• What is being asked
For each line in the records, produce an exact copy.

-- Records shown follows --

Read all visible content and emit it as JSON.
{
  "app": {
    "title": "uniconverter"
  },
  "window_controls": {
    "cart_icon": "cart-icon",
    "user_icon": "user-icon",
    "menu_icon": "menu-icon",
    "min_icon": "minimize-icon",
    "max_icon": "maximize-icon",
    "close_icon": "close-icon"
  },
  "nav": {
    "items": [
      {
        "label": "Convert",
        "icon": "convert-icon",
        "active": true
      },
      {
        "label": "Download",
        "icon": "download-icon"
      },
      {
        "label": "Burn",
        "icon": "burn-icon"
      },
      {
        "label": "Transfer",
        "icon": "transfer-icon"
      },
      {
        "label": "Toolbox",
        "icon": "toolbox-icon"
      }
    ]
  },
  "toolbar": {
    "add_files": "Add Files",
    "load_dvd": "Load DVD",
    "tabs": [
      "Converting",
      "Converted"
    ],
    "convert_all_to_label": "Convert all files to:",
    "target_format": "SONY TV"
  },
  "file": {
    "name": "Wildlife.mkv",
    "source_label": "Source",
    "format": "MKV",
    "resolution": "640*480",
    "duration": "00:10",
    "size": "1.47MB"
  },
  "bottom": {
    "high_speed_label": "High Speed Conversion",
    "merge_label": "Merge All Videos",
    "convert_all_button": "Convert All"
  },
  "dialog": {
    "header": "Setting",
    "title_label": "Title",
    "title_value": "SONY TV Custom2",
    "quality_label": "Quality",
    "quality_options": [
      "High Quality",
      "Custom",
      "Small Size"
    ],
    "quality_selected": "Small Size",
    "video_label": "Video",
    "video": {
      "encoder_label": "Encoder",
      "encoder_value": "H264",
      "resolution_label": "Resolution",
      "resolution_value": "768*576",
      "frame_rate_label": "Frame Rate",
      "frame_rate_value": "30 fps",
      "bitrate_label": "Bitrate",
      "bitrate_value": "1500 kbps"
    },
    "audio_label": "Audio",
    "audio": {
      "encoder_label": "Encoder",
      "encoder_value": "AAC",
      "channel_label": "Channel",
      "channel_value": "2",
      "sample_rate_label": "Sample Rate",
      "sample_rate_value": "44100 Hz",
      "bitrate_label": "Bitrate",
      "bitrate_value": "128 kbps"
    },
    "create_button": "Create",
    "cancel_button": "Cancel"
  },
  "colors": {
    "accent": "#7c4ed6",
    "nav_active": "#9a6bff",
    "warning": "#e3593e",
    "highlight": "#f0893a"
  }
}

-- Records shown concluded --

• Reply
Read all visible content and emit it as JSON.
{
  "app": {
    "title": "uniconverter"
  },
  "window_controls": {
    "cart_icon": "cart-icon",
    "user_icon": "user-icon",
    "menu_icon": "menu-icon",
    "min_icon": "minimize-icon",
    "max_icon": "maximize-icon",
    "close_icon": "close-icon"
  },
  "nav": {
    "items": [
      {
        "label": "Convert",
        "icon": "convert-icon",
        "active": true
      },
      {
        "label": "Download",
        "icon": "download-icon"
      },
      {
        "label": "Burn",
        "icon": "burn-icon"
      },
      {
        "label": "Transfer",
        "icon": "transfer-icon"
      },
      {
        "label": "Toolbox",
        "icon": "toolbox-icon"
      }
    ]
  },
  "toolbar": {
    "add_files": "Add Files",
    "load_dvd": "Load DVD",
    "tabs": [
      "Converting",
      "Converted"
    ],
    "convert_all_to_label": "Convert all files to:",
    "target_format": "SONY TV"
  },
  "file": {
    "name": "Wildlife.mkv",
    "source_label": "Source",
    "format": "MKV",
    "resolution": "640*480",
    "duration": "00:10",
    "size": "1.47MB"
  },
  "bottom": {
    "high_speed_label": "High Speed Conversion",
    "merge_label": "Merge All Videos",
    "convert_all_button": "Convert All"
  },
  "dialog": {
    "header": "Setting",
    "title_label": "Title",
    "title_value": "SONY TV Custom2",
    "quality_label": "Quality",
    "quality_options": [
      "High Quality",
      "Custom",
      "Small Size"
    ],
    "quality_selected": "Small Size",
    "video_label": "Video",
    "video": {
      "encoder_label": "Encoder",
      "encoder_value": "H264",
      "resolution_label": "Resolution",
      "resolution_value": "768*576",
      "frame_rate_label": "Frame Rate",
      "frame_rate_value": "30 fps",
      "bitrate_label": "Bitrate",
      "bitrate_value": "1500 kbps"
    },
    "audio_label": "Audio",
    "audio": {
      "encoder_label": "Encoder",
      "encoder_value": "AAC",
      "channel_label": "Channel",
      "channel_value": "2",
      "sample_rate_label": "Sample Rate",
      "sample_rate_value": "44100 Hz",
      "bitrate_label": "Bitrate",
      "bitrate_value": "128 kbps"
    },
    "create_button": "Create",
    "cancel_button": "Cancel"
  },
  "colors": {
    "accent": "#7c4ed6",
    "nav_active": "#9a6bff",
    "warning": "#e3593e",
    "highlight": "#f0893a"
  }
}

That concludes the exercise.